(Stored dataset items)
◇ ◇ ◇

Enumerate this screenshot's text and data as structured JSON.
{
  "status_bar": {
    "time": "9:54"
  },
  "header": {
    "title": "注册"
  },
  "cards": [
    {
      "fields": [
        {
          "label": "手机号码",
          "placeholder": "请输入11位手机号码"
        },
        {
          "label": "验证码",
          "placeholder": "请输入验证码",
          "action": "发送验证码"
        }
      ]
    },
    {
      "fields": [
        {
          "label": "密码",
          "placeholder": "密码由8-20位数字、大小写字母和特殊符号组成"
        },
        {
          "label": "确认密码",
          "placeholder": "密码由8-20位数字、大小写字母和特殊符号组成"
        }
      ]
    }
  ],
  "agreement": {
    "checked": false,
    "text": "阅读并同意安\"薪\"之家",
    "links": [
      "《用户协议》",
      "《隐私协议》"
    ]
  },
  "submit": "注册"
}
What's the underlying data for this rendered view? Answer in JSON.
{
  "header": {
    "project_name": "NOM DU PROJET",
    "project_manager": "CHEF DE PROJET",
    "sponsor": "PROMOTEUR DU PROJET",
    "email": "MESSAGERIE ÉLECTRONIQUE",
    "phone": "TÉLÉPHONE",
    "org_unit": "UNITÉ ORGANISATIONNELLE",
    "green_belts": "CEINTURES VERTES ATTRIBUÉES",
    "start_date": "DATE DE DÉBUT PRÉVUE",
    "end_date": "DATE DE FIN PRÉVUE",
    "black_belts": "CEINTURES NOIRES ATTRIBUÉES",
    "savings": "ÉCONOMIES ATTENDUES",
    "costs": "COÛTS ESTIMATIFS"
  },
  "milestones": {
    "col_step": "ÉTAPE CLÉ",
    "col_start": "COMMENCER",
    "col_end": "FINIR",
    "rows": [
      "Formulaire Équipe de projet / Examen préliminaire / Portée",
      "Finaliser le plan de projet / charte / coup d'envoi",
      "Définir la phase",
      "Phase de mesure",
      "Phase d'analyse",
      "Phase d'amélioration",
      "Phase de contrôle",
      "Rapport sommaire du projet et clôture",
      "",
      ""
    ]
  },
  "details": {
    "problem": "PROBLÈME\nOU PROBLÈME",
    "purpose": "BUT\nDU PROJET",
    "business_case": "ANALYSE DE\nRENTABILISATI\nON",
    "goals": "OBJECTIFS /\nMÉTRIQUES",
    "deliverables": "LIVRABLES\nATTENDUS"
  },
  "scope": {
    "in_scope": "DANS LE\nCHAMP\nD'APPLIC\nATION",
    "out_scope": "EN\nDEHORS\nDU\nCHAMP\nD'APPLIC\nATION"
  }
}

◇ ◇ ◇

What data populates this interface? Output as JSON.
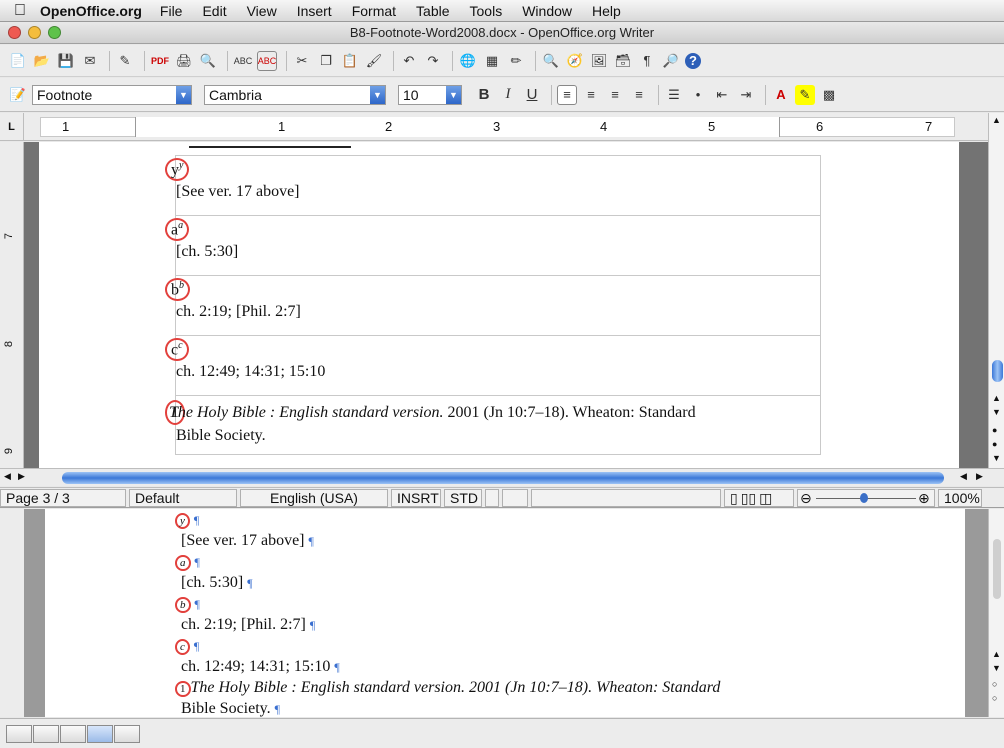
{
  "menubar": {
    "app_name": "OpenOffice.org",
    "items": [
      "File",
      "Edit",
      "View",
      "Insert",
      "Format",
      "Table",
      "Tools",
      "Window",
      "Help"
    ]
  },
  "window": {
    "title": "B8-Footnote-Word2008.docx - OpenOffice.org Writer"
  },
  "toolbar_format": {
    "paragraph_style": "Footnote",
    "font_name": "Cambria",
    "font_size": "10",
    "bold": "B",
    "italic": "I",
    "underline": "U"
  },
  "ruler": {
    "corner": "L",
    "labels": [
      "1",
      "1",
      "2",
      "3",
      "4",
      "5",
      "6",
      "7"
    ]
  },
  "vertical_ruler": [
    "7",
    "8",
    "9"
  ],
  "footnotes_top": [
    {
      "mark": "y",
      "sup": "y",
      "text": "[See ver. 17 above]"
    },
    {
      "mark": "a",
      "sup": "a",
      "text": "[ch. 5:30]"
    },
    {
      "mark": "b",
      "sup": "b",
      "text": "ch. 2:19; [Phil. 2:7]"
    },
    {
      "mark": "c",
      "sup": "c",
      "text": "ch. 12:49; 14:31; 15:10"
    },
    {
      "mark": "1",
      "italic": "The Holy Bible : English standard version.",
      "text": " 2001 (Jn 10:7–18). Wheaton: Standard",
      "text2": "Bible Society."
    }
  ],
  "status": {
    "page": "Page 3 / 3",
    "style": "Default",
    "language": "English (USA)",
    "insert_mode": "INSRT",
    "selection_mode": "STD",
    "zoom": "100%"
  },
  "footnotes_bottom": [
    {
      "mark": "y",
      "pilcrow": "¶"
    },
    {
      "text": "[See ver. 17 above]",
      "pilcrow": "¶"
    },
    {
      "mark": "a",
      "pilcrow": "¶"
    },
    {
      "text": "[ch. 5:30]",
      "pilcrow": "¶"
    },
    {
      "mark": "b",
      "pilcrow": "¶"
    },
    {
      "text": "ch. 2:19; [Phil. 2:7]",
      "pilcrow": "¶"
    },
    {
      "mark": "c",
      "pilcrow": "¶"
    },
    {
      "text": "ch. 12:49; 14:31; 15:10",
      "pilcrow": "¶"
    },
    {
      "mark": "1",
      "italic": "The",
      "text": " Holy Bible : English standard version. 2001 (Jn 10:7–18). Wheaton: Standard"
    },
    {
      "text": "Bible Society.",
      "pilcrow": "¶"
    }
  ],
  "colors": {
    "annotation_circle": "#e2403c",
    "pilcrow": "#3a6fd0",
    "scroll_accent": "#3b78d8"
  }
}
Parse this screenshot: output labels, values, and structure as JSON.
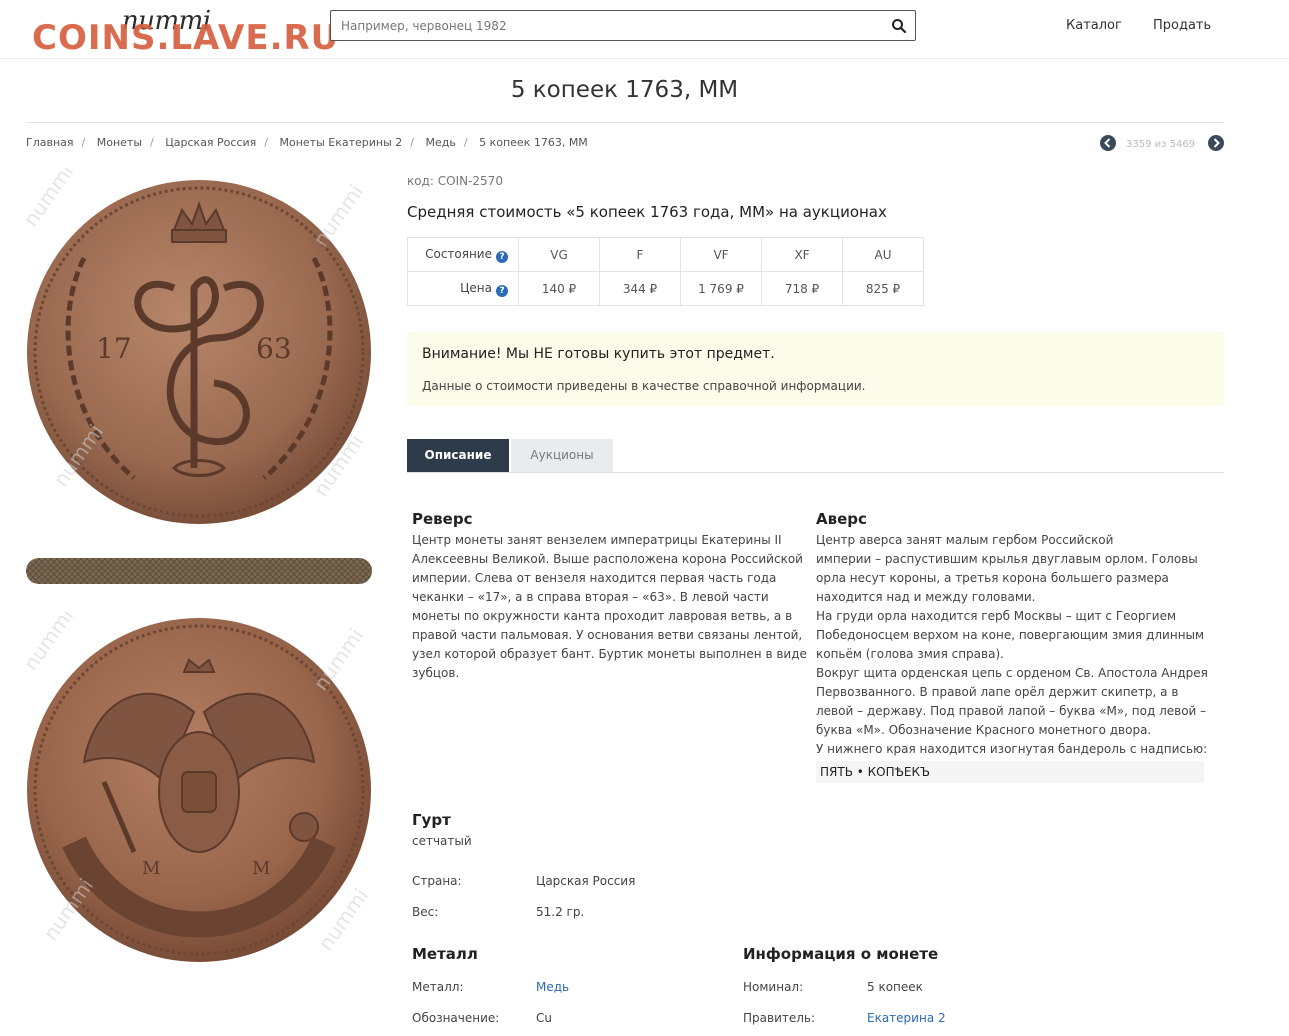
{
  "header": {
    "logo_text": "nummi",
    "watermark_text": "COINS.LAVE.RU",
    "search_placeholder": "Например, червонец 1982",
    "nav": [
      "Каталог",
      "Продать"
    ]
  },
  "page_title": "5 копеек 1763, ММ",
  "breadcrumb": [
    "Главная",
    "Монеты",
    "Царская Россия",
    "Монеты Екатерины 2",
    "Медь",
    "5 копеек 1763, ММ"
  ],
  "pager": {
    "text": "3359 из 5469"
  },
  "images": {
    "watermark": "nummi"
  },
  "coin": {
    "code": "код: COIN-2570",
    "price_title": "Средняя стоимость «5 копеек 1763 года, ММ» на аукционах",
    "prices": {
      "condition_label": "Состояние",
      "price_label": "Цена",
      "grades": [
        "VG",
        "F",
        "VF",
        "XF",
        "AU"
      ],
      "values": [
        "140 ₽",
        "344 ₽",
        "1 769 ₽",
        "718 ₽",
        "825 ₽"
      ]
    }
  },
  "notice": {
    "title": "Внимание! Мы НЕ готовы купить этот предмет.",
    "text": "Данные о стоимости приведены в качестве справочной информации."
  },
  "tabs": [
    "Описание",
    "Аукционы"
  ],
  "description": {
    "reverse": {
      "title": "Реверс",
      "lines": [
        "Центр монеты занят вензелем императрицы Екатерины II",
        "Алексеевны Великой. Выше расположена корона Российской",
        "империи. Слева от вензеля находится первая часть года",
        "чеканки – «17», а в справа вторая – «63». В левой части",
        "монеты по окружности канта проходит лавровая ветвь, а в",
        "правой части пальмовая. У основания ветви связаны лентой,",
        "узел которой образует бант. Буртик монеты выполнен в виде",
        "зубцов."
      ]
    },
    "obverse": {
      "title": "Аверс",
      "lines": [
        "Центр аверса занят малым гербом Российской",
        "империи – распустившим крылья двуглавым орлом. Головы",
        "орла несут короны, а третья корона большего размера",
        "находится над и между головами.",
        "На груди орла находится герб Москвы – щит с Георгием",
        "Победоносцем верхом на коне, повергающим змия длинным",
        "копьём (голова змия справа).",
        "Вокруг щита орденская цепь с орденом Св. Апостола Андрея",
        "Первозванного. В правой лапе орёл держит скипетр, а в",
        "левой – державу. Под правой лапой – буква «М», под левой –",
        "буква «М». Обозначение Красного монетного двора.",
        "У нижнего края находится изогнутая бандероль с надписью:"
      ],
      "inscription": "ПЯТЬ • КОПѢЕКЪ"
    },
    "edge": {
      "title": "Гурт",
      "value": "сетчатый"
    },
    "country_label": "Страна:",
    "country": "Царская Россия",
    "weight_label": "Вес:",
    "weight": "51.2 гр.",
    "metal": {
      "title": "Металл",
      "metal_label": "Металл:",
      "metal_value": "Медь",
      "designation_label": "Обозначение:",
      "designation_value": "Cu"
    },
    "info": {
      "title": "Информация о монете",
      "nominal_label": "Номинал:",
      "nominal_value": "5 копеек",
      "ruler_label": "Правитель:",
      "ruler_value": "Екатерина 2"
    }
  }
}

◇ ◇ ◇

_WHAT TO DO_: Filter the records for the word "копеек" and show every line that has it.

_EXERCISE OUTPUT_:
  "page_title": "5 копеек 1763, ММ",
    "5 копеек 1763, ММ"
    "price_title": "Средняя стоимость «5 копеек 1763 года, ММ» на аукционах",
      "nominal_value": "5 копеек",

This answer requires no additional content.